On July’s Edible Landscape outing we spotted various ‘feral’ fruits – feral as in once domesticated but now gone wild. Gooseberries and red currents are considered native wild woodland species and you do find the odd specimen in the woods around Chalford. But then, more often than not these are likely to be escaped cultivated varieties. these can be seedlings spread by thieving birds but also when you find such examples a closer inspection of the apparently wild location will often reveal the remains of a dwelling, the outline of stone wall in the undergrowth, indicating that the woodland thicket was maybe once a garden. Wild strawberries, a plant of the woodland edge, can often have a similar pedigree. But with cross fertilisation and the continual interaction between human and ‘natural’ systems there comes a point when the concept of wild and domesticated begins to loose any meaning.
This time of year another fine edible woodland edge plant is the native and wild nettle leaved campion. Like all campion species has edible flowers and leaves. This year saw a particularly fine crop along the edge of Oldhills wood.

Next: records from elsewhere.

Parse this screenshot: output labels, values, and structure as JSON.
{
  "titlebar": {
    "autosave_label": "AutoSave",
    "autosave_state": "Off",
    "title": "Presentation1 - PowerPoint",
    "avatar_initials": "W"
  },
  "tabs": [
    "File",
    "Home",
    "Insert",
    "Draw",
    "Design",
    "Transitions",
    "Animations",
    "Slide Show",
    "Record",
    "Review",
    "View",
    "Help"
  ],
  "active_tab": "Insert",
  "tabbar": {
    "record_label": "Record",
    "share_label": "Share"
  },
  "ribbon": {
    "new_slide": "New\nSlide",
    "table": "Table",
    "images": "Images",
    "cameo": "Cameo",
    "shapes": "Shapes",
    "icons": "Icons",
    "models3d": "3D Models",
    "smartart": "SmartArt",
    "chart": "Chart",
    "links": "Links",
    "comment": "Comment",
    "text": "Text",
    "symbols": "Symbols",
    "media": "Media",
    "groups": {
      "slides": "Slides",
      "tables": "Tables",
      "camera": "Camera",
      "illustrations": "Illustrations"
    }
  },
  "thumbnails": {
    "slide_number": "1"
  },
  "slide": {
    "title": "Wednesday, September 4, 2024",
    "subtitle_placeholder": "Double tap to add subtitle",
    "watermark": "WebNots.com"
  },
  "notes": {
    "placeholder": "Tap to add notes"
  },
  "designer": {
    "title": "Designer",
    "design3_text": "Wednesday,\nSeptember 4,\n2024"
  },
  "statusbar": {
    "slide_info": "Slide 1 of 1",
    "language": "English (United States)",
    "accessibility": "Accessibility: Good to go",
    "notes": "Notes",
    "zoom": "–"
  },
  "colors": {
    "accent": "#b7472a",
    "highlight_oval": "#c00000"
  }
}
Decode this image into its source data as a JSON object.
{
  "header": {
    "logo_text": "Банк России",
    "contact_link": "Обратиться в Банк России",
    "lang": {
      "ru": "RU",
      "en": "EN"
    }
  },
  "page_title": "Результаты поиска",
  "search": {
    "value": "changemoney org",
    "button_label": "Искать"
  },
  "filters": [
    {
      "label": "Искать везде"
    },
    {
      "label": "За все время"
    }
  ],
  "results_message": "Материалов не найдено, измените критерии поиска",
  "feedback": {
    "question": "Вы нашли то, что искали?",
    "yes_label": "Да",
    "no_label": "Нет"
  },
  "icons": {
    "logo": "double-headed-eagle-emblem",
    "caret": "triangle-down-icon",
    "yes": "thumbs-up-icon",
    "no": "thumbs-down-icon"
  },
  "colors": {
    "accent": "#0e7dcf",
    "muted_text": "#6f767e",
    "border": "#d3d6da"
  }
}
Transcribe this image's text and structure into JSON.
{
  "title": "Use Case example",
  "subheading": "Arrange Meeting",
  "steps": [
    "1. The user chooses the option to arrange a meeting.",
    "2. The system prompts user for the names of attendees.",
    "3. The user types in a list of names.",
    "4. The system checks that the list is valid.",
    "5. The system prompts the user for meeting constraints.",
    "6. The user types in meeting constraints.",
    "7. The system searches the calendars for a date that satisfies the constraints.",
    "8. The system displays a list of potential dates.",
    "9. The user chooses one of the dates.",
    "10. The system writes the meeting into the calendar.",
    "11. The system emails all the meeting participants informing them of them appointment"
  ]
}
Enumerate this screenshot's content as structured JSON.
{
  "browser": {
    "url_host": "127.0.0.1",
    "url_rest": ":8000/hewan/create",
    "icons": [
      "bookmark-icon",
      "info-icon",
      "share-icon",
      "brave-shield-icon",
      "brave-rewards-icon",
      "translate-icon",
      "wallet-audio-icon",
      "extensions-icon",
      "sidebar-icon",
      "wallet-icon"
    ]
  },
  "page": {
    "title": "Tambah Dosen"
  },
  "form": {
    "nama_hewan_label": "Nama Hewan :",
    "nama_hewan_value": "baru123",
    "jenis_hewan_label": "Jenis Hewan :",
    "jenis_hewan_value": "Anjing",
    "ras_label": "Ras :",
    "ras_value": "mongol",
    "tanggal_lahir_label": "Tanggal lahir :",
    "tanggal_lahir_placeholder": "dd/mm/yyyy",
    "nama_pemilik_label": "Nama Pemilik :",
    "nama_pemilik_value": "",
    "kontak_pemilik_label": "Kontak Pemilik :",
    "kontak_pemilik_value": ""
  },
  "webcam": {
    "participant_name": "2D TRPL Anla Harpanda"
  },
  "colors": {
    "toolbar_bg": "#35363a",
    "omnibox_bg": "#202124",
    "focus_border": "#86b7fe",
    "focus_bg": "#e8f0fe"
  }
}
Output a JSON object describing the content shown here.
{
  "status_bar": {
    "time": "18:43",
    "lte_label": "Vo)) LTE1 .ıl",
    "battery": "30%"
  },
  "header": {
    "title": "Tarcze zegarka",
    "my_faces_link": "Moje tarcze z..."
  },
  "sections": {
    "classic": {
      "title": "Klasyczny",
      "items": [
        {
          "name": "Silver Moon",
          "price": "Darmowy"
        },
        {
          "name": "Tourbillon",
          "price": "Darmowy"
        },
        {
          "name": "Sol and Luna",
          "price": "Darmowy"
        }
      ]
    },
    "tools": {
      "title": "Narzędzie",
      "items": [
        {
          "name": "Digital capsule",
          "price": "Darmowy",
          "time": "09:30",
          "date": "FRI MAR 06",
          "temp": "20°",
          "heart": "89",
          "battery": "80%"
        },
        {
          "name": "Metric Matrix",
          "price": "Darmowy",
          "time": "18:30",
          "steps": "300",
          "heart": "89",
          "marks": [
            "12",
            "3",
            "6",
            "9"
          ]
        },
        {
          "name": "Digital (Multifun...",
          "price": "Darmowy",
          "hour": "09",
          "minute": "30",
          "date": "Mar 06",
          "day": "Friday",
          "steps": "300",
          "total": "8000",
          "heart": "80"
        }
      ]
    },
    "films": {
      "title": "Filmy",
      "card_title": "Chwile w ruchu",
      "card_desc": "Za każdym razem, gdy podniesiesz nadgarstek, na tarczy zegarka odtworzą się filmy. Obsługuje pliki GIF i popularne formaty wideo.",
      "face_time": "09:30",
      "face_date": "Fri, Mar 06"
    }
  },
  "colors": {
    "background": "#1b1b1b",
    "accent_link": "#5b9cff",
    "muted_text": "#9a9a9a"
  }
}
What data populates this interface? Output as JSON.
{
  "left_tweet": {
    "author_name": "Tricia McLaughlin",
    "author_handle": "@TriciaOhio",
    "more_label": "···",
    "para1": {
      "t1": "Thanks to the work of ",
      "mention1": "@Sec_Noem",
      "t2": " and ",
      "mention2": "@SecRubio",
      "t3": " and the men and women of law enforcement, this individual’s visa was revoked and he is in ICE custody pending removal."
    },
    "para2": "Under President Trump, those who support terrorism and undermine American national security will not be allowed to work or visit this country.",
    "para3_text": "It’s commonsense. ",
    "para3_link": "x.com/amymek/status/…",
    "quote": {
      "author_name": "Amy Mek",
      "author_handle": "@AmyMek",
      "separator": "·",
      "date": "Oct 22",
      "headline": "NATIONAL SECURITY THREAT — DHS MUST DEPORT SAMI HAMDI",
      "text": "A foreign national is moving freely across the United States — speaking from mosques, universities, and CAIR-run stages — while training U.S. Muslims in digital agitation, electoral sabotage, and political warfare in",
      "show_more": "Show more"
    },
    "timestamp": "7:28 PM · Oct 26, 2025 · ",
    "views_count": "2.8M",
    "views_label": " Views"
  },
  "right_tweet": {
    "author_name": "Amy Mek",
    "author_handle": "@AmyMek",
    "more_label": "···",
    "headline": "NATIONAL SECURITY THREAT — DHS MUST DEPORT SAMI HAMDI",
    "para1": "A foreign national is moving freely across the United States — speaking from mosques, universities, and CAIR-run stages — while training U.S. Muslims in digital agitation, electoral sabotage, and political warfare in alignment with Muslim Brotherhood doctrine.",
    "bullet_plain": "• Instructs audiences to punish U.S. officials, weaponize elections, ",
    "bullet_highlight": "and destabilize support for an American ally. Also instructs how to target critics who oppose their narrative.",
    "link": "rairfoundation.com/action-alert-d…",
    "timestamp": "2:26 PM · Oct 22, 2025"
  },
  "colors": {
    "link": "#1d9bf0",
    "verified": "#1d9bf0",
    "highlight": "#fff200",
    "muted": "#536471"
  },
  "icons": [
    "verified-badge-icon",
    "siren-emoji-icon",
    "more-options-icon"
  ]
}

Another wayside plant that has an equally questionable ancestry as the above fruits is the (wild) hop. Those who know more than I say that although the Wild hop was once a common native of southern England because it was so widely cultivated in the past any you find growing in the hedgerows these days are likely to be descended from the domesticated variety. As well as the flowers being used for brewing beer the young shoots of hops can be eaten, lightly steamed like a poor mans asparagus. They can be actually quite good, with a sweet and subtle hoppy flavour but I must say I’ve never felt so poor as to spend the time finding enough of the rather thin shoots to make a starter for one even.
Just along the road from the hops on the same sunny woodland edge that the strawberries were growing we found Wood Sage. Although it’s leaves do resemble those of the kitchen herb sage it unfortunately is no substitute for it. But interestingly the aroma you will detect if you crush the leaves between your fingers is that of hops! And it was indeed used in the past as a flavouring for beer.